» **Work order**:
Please copy every line of the data in which the string "zoom" appears.

» **Source material**:
╔══

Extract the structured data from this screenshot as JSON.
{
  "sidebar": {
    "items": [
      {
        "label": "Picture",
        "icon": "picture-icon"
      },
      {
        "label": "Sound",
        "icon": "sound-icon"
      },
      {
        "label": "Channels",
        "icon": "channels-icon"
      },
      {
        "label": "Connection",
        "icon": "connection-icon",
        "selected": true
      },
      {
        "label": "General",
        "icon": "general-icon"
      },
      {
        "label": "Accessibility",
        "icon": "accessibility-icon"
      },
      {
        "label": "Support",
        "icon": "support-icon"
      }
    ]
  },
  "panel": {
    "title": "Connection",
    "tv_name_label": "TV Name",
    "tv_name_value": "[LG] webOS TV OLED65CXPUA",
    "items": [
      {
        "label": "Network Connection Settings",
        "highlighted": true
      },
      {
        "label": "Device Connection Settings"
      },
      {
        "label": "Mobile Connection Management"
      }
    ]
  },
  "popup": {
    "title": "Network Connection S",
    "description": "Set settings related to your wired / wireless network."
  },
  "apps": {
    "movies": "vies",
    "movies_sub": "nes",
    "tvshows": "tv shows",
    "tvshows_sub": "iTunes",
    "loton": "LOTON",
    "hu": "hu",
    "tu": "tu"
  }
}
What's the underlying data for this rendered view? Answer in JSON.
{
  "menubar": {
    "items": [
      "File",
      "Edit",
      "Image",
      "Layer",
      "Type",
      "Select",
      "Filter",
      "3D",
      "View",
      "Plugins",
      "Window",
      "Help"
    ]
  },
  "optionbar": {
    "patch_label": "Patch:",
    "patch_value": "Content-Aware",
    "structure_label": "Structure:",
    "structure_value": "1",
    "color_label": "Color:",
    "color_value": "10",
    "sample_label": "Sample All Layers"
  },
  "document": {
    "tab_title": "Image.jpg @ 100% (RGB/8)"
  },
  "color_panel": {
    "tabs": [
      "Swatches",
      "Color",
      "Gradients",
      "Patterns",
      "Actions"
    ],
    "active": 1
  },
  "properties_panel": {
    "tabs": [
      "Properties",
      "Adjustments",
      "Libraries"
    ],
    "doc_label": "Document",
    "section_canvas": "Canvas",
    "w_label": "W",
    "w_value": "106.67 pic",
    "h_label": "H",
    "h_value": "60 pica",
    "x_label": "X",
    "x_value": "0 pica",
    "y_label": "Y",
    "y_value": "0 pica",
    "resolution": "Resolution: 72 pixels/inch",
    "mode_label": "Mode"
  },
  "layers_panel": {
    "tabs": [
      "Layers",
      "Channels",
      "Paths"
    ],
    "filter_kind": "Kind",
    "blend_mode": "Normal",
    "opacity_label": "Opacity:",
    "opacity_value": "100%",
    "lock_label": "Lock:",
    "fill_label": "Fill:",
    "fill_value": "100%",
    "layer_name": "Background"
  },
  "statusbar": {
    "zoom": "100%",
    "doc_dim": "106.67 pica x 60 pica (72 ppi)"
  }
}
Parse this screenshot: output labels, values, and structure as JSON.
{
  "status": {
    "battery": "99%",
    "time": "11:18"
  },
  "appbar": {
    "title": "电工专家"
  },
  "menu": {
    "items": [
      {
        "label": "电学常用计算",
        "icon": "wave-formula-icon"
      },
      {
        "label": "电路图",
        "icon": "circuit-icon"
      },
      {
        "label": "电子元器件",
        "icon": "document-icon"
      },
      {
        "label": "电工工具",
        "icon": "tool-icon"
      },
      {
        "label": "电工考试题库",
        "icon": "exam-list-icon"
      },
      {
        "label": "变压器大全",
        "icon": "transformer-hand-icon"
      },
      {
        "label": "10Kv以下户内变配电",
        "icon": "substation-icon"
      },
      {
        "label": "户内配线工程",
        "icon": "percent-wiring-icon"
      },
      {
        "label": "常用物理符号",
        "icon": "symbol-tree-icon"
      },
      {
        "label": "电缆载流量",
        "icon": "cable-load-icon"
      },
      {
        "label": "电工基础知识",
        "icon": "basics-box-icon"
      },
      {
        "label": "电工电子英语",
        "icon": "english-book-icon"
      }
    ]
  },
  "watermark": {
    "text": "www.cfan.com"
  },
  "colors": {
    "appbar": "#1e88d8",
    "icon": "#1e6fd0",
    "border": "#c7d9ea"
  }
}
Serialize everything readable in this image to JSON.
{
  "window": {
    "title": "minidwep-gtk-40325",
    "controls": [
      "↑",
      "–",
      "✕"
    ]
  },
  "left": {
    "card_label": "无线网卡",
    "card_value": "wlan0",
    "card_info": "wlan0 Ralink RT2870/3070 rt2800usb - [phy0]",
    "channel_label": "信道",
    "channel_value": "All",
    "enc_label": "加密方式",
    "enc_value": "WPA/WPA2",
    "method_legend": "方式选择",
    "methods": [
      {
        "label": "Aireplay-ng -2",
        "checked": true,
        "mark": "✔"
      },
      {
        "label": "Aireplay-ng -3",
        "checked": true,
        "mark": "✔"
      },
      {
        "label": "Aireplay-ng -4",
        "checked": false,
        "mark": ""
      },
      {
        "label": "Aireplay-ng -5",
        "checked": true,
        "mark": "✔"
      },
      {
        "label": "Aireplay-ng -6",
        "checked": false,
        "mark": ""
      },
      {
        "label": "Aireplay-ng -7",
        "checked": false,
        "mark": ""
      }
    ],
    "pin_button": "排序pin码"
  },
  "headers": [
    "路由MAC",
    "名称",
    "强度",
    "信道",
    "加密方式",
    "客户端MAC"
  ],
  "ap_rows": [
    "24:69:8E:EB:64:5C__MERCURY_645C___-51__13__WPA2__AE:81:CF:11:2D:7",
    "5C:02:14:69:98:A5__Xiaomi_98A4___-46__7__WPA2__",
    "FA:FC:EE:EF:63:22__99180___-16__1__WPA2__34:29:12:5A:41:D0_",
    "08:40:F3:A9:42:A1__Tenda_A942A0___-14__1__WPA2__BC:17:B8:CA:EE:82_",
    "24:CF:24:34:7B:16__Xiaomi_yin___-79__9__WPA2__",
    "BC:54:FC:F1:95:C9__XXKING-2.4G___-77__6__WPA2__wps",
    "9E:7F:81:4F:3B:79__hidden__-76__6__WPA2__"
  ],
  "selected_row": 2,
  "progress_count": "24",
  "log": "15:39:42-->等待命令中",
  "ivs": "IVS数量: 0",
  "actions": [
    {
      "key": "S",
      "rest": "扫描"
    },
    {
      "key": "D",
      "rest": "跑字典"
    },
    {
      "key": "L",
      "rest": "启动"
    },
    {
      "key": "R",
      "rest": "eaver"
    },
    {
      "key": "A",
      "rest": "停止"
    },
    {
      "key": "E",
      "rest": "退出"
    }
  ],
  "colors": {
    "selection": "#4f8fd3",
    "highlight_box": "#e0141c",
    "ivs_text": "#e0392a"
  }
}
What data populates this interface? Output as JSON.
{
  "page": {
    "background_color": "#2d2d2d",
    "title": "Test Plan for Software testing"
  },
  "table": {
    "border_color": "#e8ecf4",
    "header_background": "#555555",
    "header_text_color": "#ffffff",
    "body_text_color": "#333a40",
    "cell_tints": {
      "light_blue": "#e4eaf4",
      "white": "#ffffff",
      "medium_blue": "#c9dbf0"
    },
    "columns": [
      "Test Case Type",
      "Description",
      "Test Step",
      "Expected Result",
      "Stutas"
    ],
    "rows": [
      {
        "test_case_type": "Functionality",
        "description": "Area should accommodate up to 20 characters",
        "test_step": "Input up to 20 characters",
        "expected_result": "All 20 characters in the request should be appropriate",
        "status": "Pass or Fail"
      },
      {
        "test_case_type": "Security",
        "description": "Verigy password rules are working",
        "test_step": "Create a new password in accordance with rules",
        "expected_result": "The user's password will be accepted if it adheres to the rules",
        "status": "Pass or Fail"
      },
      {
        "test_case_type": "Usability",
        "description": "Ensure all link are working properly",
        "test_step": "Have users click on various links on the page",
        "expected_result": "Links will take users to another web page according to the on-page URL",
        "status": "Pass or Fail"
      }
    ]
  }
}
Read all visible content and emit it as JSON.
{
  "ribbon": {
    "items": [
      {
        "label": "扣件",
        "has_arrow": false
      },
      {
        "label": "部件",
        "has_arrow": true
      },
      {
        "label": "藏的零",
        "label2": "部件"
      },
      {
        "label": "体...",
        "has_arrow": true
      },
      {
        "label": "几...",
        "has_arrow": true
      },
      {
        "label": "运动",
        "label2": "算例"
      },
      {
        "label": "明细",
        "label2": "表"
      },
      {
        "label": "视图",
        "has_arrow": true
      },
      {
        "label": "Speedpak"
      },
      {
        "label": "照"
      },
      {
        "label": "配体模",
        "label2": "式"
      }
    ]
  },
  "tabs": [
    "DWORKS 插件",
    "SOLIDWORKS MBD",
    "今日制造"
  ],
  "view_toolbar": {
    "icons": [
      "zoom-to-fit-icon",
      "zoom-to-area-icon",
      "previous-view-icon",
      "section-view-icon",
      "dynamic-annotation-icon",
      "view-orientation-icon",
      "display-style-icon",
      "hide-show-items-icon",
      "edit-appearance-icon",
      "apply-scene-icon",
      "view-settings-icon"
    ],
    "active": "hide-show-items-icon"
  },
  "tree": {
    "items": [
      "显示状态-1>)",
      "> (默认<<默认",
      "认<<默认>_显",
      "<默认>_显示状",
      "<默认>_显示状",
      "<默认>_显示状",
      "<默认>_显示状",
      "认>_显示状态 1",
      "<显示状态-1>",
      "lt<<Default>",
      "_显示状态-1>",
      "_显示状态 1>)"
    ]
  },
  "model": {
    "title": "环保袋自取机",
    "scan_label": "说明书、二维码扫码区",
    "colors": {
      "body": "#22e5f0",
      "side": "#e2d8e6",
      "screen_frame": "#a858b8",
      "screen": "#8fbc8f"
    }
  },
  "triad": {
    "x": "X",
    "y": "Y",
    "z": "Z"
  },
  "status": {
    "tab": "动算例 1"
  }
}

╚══

» **Exercise result**:
    "zoom": "100%",
      "zoom-to-fit-icon",
      "zoom-to-area-icon",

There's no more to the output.